Charlotte Trueman
Senior Writer

EU Commission opens antitrust inquiry into Broadcom’s $61B VMware acquisition

Dec 21, 20222 mins
Cloud ComputingMergers and AcquisitionsNetworking

The investigation relates to concerns of price gouging and decreased competition for hardware components that interoperate with VMware's software.

European Union, EU
Credit: Etienne Ansotte/EU

A month after the UK’s Competition Market’s Authority (CMA) announced it was investigating Broadcom’s proposed acquisition of VMware, European antitrust regulators have launched thier own probe into the $61 billion deal.

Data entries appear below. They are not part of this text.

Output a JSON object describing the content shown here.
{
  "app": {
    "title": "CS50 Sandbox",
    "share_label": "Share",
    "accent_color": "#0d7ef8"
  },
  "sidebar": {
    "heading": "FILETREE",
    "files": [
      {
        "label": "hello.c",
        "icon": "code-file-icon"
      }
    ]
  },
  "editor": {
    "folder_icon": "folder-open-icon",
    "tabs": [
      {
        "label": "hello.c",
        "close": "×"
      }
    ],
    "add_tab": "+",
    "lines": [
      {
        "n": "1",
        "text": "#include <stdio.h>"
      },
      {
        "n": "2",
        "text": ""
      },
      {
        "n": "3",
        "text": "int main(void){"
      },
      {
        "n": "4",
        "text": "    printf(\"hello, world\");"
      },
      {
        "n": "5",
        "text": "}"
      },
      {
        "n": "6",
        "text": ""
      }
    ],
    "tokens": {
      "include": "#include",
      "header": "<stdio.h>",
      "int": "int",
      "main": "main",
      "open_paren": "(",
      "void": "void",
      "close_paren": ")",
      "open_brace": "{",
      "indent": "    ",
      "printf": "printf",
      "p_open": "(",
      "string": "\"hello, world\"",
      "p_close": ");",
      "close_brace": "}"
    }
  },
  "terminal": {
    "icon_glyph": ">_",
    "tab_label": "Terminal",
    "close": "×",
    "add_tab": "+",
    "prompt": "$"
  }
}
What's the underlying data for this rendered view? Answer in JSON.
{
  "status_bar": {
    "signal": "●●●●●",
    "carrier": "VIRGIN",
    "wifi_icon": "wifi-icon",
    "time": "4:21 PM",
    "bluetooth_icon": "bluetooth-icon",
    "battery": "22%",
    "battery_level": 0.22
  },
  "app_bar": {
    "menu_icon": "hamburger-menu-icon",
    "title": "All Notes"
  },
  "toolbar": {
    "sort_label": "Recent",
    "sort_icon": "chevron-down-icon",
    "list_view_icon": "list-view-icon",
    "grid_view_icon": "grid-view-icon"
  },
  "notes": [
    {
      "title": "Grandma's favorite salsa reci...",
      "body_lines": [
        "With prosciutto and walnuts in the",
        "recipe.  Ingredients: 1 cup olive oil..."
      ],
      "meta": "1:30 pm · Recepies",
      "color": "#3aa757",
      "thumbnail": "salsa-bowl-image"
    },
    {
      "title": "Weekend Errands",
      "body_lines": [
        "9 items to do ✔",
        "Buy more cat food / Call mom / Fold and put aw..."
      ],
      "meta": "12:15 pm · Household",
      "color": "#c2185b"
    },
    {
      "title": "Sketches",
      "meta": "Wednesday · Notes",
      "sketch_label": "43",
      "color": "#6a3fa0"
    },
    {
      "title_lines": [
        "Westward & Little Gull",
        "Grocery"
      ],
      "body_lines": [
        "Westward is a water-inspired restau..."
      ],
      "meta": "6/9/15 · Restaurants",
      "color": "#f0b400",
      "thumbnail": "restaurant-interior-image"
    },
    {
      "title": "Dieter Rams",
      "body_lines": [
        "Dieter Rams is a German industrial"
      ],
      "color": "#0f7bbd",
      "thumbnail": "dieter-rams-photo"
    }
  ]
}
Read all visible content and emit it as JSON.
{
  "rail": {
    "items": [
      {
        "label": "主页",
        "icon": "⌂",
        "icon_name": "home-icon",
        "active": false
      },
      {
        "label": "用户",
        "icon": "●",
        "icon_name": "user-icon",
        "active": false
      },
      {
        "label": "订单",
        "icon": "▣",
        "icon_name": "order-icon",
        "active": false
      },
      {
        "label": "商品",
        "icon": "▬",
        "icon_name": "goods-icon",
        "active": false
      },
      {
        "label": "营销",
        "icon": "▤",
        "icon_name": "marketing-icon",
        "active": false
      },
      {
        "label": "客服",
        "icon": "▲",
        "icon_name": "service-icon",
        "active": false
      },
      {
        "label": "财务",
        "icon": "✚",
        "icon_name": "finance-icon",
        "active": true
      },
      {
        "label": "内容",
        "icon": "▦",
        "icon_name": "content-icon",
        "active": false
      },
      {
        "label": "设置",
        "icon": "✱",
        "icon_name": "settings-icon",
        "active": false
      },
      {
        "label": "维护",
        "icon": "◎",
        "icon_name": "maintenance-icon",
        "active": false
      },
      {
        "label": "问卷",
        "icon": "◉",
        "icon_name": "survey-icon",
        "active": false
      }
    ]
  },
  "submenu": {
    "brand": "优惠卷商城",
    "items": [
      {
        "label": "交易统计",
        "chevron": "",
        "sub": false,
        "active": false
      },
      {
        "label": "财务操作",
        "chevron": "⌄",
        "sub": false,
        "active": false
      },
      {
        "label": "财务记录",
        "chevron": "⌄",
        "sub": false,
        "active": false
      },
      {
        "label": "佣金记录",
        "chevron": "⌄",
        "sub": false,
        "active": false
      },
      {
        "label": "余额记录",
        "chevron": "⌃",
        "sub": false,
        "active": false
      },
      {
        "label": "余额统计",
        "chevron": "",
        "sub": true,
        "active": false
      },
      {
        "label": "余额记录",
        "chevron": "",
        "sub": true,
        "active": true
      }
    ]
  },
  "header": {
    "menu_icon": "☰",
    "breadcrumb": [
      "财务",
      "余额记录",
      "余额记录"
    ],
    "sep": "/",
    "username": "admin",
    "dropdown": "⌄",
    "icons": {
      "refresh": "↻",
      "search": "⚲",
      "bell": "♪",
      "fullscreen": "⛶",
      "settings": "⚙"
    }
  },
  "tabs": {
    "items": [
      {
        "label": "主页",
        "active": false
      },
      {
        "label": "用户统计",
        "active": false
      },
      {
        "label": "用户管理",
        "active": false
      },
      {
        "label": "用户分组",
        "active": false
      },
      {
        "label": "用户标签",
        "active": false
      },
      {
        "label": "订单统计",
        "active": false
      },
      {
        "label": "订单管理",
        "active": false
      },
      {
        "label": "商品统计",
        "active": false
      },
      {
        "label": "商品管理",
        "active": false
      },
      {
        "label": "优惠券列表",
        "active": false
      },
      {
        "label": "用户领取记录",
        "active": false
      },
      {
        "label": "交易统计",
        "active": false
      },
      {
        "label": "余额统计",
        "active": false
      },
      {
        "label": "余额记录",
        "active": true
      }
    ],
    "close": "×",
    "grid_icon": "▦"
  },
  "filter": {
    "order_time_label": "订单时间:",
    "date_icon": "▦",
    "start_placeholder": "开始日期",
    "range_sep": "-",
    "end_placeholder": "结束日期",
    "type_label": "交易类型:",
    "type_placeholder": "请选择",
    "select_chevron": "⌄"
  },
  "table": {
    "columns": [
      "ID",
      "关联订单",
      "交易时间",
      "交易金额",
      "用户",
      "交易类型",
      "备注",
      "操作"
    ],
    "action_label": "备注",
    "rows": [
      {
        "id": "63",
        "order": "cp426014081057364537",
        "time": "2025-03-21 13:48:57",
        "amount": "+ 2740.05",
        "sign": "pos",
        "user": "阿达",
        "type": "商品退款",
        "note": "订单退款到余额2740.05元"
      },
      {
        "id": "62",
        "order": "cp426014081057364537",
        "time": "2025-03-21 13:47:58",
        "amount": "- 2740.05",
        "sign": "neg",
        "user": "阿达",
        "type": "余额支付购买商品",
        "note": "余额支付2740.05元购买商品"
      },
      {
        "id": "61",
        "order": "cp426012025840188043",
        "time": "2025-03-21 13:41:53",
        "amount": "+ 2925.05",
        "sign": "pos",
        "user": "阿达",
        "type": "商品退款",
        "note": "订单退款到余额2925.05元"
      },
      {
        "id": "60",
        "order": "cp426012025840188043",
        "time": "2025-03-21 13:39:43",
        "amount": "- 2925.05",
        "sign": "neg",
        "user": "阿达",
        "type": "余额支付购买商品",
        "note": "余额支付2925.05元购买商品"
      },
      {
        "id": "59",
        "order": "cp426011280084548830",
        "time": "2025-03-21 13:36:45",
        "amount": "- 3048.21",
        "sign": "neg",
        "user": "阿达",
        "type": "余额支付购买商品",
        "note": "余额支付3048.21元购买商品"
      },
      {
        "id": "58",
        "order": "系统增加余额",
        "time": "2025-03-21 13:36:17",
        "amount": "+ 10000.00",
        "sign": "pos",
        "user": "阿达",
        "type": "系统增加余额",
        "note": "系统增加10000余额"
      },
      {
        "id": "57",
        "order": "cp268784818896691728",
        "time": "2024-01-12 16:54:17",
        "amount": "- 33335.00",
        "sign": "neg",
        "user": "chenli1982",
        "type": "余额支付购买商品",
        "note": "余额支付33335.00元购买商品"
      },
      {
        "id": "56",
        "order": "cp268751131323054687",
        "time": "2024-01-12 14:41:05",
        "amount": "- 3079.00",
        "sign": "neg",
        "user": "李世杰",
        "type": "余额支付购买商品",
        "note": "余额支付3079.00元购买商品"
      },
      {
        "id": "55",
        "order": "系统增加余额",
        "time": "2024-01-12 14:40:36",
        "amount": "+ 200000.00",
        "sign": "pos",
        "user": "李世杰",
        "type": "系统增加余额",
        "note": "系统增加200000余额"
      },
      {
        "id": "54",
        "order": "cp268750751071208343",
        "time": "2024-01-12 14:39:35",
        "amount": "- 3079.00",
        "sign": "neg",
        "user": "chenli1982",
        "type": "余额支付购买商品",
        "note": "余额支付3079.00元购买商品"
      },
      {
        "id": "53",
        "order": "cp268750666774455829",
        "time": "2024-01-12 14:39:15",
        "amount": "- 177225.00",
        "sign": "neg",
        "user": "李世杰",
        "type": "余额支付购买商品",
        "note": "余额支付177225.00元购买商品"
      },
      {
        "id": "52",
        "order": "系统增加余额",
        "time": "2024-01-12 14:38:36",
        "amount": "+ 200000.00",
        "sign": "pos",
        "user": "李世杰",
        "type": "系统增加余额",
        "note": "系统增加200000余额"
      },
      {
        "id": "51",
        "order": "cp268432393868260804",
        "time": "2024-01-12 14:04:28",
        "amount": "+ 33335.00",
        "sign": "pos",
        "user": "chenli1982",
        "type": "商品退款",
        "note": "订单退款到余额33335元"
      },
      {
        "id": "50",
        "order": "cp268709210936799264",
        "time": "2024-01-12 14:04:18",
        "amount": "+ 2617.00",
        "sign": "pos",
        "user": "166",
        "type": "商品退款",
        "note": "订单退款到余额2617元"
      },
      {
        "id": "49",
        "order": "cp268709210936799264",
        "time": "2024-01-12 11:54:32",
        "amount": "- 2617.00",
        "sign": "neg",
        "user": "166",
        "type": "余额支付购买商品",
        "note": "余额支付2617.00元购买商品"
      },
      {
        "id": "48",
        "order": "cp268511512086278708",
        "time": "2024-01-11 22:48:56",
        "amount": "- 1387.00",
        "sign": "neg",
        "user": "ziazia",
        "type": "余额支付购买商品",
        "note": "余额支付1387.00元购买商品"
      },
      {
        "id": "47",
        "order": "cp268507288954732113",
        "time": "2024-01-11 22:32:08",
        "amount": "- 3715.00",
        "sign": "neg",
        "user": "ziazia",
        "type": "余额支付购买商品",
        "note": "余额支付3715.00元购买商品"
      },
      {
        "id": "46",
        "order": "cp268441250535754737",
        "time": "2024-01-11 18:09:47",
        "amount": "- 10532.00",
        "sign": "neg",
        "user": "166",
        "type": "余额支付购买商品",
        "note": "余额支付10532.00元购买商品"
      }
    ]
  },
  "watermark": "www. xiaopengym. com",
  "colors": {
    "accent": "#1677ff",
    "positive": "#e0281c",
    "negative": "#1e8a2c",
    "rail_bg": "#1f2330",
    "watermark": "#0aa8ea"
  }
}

In the US, the Federal Trade Commission (FTC) is five months into a separate investigation of the deal.

Meanwhile, the EU Commision said in a statement published on December 20 that it  “is particularly concerned that the transaction would allow Broadcom to restrict competition in the market for certain hardware components which interoperate with VMware’s software.”

Elaborating on its concerns, the Commission said the deal could impact the supply of network interface cards, Fibre Channel host-bus adapters, and storage adapters by degrading interoperability between VMware software and competitors’ hardware to the benefit of its own hardware, leading to higher prices, lower quality and less innovation for business customers and consumers.

These concerns are not unfounded, as Tracey Woo, senior analyst for Forrester, noted back in September that following the purchases of CA and Symantec, Broadcom raised prices, decreased support, and stopped investing in innovation.

However, Broadcom President and CEO Hock Tan had already sought to allay these fears with VMware’s customers, writing in an October blog post that “the Broadcom business case for this transaction is premised on focusing on the business model, increasing R&D, and executing so that customers see the value of the full portfolio of innovative product offerings — not on increasing prices.”

The Commission now has until 11 May 2023, 90 working days, to make a ruling.

“We look forward to continuing our constructive work with the European Commission as part of their thorough review process,” Broadcom said in a press statement. “We are making progress with our various regulatory filings around the world, having received legal merger clearance in Brazil, South Africa, and Canada, and foreign investment control clearance in Germany, France, Austria, and Italy.” The company said it continues to expect that the transaction will close in 2023.

(This story has been updated with a statement from Broadcom and information about the US FTC’s inquiry into the proposed VMware purchase.)